Hello and Happy New Year, beautiful readers! As my first review of 2020, I give you my unapologetic take on Hector Babenco’s last film My Hindu Friend.
In the first five seconds of the film, the director notes this is based on his life. Babenco passed away shortly after the making of this film, making it his final work. I truly do believe this was his way of reconciling with his past and being honest about his illness, but I have to admit, some of it just isn’t sitting right with me.
He’s trying to be blunt and self aware on purpose, making you think our lead Diego (Willem Dafoe) will be redeemed later on. He shows us what it felt like to deal with the fears and frustration involved with his sickness. Some of it feels like a fever dream because it most likely was. However, that doesn’t excuse Diego’s ego driven, problematic behavior. Somewhere at the start, just after learning he has cancer, Diego fights with his partner and follows a random woman home. He nonchalantly breaks into her room, which she sees no issue and rewards him with a blowjob when he tells her he is sick. During his wedding reception dinner, he brags about cheating on his now-wife Maria, and everyone laughs. She then confesses the same, but it’s okay because he’s going to die soon. Later at that same party, he convinces a woman to show him her breasts and verbally assaults other guests for criticizing his films as a flex. While those are just a few out of several examples of his behavior, in the end there is no lesson learned, even though the film wants you to think there is. You’d think that by showing us an extremely flawed protagonist in the first few minutes of the film that he is going to have a redemption arc and character development by the end. But alas, that would be just as much a fantasy in this movie as a gerriatric stripper in your hospital room. Technicality-wise, the film is sporadic and lacks a coherent message. It treads with heavy Tommy Wiseau-like energy, making the flow choppy.
Diego, a middle-aged, successful filmmaker finds out he has cancer with not much time left to live. He and his wife Maria immediately venture to America for his treatment. There, he experiences a series of delusional episodes trying to grapple with his illness and his relationships with the people around him. I’d like to note that just because I don’t agree with the nature of the character, doesn’t mean I’m ignoring a well written story. It is indeed actually a mess.

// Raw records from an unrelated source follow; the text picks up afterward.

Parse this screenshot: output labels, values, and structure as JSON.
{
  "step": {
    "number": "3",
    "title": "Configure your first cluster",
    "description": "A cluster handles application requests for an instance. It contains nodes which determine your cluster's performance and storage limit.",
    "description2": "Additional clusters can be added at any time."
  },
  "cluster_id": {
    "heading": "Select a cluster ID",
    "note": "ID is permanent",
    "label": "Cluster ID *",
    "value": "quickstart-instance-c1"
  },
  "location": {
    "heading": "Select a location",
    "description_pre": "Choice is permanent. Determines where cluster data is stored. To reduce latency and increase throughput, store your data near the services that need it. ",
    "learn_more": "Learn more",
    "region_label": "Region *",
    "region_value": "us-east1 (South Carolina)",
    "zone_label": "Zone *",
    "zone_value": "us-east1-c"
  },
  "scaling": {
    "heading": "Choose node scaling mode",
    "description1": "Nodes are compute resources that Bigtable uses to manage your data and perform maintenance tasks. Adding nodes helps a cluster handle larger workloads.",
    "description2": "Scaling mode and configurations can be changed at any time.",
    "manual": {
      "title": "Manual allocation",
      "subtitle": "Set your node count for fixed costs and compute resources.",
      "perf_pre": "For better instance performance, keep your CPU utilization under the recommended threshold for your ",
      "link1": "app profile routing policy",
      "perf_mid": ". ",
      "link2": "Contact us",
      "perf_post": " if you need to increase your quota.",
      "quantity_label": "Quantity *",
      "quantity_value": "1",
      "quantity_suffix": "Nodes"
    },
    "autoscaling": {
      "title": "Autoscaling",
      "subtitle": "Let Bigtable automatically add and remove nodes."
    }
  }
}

The official logline for the film is incredibly misleading. I went into it thinking it was about an older man who befriends a young boy during their chemotherapy treatments. This is hardly the case. The Hindu boy shows up a couple times for a few very short scenes halfway through the two hour runtime. Like everything else in the story, it’s just something that happens in the background of Diego’s life. I truly expected it to be about a narcissistic man learning it’s never too late to change through a child’s eyes. Instead, he learns nothing. In fact, it’s another exercise in vanity for Diego. All we see is him telling self-absorbed stories that the child doesn’t criticize because he’s, well, a child. It’s a one sided friendship that I can only assume Babenco uses to try to make you believe Diego is a good person despite everything else about him.
ACTING | CHARACTERS | DIALOGUE:
I’m sure I would have believed these characters more if they weren’t so surface level and directed with very little motivation. The acting is truly good, but the dialogue is so shallow, cringey, and sometimes out of nowhere. It’s strange for me to say that Willem Dafoe was just fine. I didn’t care for the character of Diego and found him unbearable, but only because Dafoe is directed as such. He does the job. I read in the trivia section of the film’s IMDB page that the cast was majority crew members or Babenco’s family members, which I think is pretty neat. As his final film, I’m sure it’s very special to everyone involved.
VISUAL EFFECTS | MAKEUP | DESIGN:
MUSIC | SCORE | SOUND DESIGN:
The score only showed itself about six times and for not even a full minute. The basic piano underscoring does nothing to move the story along, it just pops up when it feels like it needs to evoke emotion. It’s so weird when you hear it, that you almost wish it wasn’t there at all.
The production design looks like they didn’t put a lot of effort into it, making everything feel hollow. The hospital rooms aren’t exactly dressed for a cancer patient’s room, but they are pretty much the only well lit scenes besides the outdoor ones. The lighting in general is awful and not consistent at all. At the wedding reception for example, there is a very bright LED light angled below everyone’s faces making it look as if they all have their own Scary Story To Tell In The Dark™.
My thoughts aside, I think there are many people who find these types of indie films interesting, and that is perfectly okay. It wasn’t a film for me, but that doesn’t mean it won’t be for others. I’m sure this will mean a great deal and be celebrated by fans of his work. Originally released in Brazil a few years back, it is finally seeing the light of international day. If you’re interested in seeing this film, there is a limited release starting January 17th in New York, Los Angeles, Chicago, Houston, Cleveland, Detroit, Boston, Minneapolis, Atlanta, and Phoenix.